Lastly, the next stage on the Myeloma XI trial, post-SCT, is being randomised for on-going maintenance – between taking Revlimid or no medication. I was nervous as I had such unpleasant effects on Revlimid at the initial treatment stage, yet Dr Williams had advised me that at this maintenance stage, Revlimid has been found to be very effective. So, I had very mixed feelings when I heard that I have been randomised to take Revlimid again.
Bear in mind that the initial treatment was for me only 4 cycles (4 x 4 weeks = 112 days) and would only be at most 6 cycles if a good response took longer than mine did; there was always an end in sight, even if it didn’t feel like it at the time. With maintenance medication, it’s ongoing, so I need to find a balance between effective treatment/keeping the cancer at bay and quality of life. I really don’t want to live for 10 years if I can’t enjoy food, have no appetite and feel sleepy/tired and disconnected all the time.

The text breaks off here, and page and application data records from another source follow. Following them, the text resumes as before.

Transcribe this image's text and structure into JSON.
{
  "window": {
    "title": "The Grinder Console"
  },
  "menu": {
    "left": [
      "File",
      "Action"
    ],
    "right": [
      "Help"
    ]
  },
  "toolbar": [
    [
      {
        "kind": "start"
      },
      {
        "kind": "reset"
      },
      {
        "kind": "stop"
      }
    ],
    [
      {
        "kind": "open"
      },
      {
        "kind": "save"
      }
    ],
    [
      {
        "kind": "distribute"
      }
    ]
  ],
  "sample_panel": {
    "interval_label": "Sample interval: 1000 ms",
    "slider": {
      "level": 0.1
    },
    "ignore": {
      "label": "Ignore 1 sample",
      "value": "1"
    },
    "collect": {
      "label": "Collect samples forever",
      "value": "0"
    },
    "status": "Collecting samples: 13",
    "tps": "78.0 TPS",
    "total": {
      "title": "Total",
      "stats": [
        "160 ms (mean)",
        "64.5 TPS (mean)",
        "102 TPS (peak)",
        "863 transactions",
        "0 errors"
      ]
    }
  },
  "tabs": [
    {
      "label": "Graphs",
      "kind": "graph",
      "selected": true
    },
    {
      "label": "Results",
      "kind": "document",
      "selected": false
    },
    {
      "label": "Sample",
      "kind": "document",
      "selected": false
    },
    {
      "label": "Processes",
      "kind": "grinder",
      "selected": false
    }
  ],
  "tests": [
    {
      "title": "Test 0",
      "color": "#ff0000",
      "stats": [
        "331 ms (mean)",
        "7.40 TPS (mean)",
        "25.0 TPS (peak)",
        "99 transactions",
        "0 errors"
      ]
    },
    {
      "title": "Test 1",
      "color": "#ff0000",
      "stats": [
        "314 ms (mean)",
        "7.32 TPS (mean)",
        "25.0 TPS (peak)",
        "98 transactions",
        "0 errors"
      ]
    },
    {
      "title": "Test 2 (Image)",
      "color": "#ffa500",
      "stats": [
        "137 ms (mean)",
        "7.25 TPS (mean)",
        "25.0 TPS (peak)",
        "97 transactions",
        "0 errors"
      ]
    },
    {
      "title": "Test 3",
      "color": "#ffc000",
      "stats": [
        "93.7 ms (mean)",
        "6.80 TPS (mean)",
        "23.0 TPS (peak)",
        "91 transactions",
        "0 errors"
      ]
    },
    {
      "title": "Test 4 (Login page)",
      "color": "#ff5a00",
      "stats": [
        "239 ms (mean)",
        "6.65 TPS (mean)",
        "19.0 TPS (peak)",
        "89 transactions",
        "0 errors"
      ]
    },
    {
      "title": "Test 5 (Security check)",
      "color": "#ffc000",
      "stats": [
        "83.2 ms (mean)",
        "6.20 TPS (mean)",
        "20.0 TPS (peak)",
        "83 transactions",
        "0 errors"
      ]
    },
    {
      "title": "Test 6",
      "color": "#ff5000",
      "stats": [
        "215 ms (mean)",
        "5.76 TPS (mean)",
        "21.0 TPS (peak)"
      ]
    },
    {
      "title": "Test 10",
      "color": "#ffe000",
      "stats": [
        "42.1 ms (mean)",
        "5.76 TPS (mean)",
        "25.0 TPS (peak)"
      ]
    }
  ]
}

Dr Williams has said that if the effects are too bad, she can reduce the dose, or if necessary, I can stop taking it altogether, which would mean coming off the trial. I won’t start to take it until around Day 100, so I’ll wait to see what happens.
* * *
So, finally things are shifting. I know that compared to some who have gone, or are currently going, through the chemo and transplant process, I have had it relatively easy. But it really is NOT easy, not for any of us. And the thing that frustrates me most, even while I understand it, is that people who have not been through this have no idea and just don’t know and why should they?
On a totally rational level it’s absolutely fine and understandable that someone who’s not been through it, or anything like it, doesn’t know and can’t fully appreciate how it is. On a more emotional level, I get to feeling like I (and others going through this) am on one side of a road and everyone else is over the other side, getting on with life, work, having fun or not… Sometimes the road is a little sandy lane, which I can step or reach over for a moment of friendly connectedness, but at other times, it feels like a busy six-lane motorway – impossible to cross.
This sense of separation still makes me feel less confident socially, even while I’m feeling more energetic and in some ways wishing to re-engage in social life. In other ways though, I feel a lot more reclusive. I feel a bit bitter about the lack of contact from some people; and I am even less able/willing than I ever was to indulge in small talk.
For all these reasons, I often feel awkward in social situations, and may come over as withdrawn, shy, ungracious or even rude. It really isn’t personal… well, only personal to me.